Dear Bay Nature,
I had mixed emotions reading “What Honeybees Have Taught Me About Xenophobia.” I was touched by the father-son connection based on animal husbandry and love of the land, and I appreciated the author’s epiphany that he should stop dissing organisms solely for being non-native.
However, I cringed at the exhortation that we “condemn the sentiment that something or someone is inherently bad if it is somehow not ‘native’.” First, it’s a mistake to lump people and other organisms together in this context. Second, while I 100% agree that we need to avoid sloppy communication that implies being non-native is itself a problem, it’s essential to also acknowledge that significant damage is caused by some non-native organisms. If you leave this out, as this article does, a reader (or student) may well misunderstand the seriousness of invasive species.
The simple, but complete, story is that non-native species (whether here in California or elsewhere around the globe). are generally not a problem, and often they are valuable for agriculture and horticulture, but a small percentage do cause damage. There is a rich and varied scientific literature exploring invasion biology, a fascinating field that could use more bright minds in the future, like those of the students the author teaches. The impacts of invasive species—from degraded rangelands to lost wildlife habitat, blocked waterways or increased wildfire fuels—are getting worse, and ecological literacy will be increasingly critical in the future.

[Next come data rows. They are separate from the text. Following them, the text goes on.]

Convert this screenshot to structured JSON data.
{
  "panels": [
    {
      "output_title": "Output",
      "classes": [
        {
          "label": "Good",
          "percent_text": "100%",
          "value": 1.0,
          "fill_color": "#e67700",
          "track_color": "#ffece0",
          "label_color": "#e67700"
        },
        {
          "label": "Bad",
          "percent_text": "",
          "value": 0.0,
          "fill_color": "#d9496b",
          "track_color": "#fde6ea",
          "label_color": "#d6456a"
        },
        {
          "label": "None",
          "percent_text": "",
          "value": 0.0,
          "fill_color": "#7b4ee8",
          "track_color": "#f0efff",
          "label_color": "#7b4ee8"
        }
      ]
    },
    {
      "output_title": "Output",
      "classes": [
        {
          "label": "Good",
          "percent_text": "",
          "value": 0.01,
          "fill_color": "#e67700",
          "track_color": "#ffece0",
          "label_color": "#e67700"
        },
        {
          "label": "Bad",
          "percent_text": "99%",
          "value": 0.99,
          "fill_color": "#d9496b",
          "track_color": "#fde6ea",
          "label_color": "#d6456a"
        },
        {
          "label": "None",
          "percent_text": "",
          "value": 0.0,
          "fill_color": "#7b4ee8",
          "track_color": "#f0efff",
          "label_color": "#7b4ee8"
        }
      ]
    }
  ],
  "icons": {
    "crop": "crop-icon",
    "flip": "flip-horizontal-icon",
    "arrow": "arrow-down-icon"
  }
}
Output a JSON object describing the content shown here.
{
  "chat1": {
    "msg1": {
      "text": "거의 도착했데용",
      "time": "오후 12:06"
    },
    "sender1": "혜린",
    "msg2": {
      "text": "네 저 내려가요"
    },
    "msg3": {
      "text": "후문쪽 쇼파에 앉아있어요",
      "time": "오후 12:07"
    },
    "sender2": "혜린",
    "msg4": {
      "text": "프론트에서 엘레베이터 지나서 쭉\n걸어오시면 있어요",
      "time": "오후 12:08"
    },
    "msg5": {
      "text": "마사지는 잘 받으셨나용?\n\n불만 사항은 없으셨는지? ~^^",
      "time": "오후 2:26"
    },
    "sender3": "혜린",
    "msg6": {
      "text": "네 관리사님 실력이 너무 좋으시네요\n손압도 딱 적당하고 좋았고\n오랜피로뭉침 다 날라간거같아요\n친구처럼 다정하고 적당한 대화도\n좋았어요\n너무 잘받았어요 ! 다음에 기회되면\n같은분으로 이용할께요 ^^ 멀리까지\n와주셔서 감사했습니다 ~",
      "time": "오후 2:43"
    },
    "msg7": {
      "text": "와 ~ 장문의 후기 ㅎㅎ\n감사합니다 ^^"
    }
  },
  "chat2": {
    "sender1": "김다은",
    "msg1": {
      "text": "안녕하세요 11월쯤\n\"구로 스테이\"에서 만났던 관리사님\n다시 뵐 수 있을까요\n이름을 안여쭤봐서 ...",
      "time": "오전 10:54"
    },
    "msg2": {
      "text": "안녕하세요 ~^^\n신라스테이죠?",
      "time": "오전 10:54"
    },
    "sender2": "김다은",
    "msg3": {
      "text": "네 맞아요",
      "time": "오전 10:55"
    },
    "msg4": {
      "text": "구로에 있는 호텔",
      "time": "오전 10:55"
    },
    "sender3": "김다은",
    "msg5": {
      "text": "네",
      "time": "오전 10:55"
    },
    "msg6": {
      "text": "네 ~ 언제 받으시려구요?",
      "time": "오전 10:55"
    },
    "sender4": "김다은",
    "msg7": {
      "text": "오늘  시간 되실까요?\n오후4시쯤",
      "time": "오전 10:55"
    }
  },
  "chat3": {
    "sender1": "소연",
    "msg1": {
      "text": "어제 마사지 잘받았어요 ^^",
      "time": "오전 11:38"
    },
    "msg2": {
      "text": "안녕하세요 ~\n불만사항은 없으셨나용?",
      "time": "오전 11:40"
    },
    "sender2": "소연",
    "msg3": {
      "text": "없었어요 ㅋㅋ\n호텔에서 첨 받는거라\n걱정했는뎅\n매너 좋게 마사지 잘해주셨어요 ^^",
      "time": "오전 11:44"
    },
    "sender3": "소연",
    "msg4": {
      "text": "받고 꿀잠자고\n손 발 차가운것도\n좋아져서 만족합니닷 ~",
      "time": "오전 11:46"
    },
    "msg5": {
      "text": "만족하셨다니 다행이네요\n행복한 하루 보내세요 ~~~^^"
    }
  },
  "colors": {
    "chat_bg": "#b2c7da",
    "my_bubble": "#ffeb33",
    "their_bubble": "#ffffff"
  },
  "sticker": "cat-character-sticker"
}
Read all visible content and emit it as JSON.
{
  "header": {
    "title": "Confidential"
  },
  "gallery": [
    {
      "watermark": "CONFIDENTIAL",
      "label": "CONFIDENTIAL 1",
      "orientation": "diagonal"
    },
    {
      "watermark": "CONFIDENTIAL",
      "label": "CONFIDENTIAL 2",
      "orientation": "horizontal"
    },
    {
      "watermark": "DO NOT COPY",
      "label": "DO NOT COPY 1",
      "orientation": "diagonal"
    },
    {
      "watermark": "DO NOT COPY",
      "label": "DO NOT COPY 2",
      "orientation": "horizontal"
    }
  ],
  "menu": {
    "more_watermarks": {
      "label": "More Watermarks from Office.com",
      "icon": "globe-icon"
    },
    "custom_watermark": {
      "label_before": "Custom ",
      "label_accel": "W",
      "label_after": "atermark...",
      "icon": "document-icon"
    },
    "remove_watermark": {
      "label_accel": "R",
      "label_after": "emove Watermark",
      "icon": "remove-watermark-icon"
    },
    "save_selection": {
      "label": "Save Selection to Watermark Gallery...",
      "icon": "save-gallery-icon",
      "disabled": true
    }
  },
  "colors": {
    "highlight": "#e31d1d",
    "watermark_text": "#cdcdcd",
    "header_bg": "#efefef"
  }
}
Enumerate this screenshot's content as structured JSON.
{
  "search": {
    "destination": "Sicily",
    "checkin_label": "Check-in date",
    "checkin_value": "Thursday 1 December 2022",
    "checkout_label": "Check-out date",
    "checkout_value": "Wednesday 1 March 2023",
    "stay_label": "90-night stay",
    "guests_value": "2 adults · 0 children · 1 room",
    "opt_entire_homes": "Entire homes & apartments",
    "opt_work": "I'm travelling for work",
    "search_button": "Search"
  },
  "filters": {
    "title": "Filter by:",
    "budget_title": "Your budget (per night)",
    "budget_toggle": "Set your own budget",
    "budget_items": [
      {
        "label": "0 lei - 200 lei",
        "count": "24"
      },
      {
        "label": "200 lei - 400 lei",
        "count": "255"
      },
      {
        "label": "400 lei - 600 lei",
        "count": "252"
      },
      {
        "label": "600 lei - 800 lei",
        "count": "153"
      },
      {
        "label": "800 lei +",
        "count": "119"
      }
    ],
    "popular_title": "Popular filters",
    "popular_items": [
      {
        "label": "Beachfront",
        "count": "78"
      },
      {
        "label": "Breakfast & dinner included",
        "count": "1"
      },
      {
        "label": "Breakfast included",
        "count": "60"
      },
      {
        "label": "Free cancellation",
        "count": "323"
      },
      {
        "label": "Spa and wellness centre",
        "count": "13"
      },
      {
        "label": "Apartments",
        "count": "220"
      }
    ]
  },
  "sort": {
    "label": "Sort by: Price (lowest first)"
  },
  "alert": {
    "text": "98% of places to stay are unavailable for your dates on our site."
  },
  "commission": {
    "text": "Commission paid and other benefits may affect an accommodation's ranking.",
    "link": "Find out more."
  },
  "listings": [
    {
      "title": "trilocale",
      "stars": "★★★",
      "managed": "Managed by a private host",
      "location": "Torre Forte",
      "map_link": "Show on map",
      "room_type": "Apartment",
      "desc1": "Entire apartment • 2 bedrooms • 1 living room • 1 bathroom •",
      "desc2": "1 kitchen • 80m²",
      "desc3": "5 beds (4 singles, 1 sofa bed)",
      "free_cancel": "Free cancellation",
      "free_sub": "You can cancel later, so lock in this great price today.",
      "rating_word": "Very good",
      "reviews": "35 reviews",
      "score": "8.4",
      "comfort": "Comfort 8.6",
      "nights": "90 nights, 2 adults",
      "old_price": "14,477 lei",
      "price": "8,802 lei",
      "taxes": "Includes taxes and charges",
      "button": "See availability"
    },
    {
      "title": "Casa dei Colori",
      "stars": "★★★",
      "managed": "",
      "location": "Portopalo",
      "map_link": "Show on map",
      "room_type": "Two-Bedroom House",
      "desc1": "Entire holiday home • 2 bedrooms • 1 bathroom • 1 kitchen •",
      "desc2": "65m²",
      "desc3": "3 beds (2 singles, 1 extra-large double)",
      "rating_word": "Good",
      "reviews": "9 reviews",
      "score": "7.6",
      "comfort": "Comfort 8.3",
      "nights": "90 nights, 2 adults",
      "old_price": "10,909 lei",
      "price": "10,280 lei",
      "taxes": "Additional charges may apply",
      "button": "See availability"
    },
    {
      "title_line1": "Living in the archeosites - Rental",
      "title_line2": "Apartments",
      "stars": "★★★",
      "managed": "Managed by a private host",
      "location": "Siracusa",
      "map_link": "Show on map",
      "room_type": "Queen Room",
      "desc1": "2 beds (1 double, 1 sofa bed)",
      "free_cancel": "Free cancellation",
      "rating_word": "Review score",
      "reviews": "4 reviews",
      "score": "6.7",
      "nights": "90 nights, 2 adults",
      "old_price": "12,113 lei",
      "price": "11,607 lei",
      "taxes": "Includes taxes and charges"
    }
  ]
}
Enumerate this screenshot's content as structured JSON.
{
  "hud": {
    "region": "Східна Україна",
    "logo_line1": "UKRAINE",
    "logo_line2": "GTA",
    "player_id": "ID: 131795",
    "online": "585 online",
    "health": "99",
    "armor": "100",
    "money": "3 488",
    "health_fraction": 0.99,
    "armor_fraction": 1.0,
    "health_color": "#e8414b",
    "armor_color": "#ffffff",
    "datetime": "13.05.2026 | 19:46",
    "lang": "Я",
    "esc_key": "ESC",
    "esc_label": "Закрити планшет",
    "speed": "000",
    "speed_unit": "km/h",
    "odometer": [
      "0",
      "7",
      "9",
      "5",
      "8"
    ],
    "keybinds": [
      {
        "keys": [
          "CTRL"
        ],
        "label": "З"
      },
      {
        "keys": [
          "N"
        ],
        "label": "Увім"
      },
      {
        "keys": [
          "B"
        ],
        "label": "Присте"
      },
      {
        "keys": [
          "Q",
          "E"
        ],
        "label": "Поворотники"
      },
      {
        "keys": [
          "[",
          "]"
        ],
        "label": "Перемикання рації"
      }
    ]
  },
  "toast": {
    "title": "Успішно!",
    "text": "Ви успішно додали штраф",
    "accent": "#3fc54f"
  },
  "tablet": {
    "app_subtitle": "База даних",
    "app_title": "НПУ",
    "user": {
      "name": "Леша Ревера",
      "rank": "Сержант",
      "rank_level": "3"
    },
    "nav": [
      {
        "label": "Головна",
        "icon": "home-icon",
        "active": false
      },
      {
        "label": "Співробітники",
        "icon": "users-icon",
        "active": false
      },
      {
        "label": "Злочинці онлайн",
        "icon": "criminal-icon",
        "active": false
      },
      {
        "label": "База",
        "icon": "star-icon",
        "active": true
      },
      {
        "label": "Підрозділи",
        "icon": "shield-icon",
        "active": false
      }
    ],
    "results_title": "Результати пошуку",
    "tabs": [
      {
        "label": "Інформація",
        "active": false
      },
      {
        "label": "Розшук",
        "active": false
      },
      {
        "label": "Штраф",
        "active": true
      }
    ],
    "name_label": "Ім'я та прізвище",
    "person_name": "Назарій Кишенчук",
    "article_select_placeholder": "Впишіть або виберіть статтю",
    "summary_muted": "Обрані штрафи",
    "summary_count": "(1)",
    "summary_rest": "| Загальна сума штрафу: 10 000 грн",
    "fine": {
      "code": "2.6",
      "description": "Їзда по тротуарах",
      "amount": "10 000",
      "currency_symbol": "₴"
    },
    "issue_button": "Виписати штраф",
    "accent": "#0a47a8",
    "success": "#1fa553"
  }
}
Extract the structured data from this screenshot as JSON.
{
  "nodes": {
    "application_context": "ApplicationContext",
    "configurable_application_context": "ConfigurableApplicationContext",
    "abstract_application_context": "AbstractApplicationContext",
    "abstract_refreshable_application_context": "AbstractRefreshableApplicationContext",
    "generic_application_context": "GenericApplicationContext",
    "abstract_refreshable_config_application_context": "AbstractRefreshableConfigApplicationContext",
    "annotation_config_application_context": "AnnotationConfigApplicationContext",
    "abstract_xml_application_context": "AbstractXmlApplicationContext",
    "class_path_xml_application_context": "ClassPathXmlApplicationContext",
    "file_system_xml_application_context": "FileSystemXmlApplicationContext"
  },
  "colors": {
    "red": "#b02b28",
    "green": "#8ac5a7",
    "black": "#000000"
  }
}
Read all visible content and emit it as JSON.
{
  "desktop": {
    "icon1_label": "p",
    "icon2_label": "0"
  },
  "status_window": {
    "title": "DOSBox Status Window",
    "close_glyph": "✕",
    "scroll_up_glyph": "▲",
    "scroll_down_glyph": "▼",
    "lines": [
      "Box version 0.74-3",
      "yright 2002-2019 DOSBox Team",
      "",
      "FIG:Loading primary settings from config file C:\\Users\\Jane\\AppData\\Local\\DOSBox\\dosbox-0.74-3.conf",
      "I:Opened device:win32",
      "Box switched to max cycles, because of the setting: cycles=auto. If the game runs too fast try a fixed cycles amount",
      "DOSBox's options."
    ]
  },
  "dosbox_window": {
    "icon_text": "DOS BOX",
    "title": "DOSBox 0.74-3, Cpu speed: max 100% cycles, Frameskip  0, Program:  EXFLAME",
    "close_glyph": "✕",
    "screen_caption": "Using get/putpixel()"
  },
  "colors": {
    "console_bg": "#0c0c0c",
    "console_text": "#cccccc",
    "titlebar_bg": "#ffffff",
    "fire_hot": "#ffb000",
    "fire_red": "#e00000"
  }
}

Invasive species damage diversity. Protecting diversity is the opposite of xenophobia. We can love our native California wildlands, work to protect them from invasive species, love the many non-native organisms around us that aren’t invasive, and love our neighbors in the multi-cultural tapestry of the Bay Area all at the same time.
Doug Johnson is the executive director of the California Invasive Plant Council.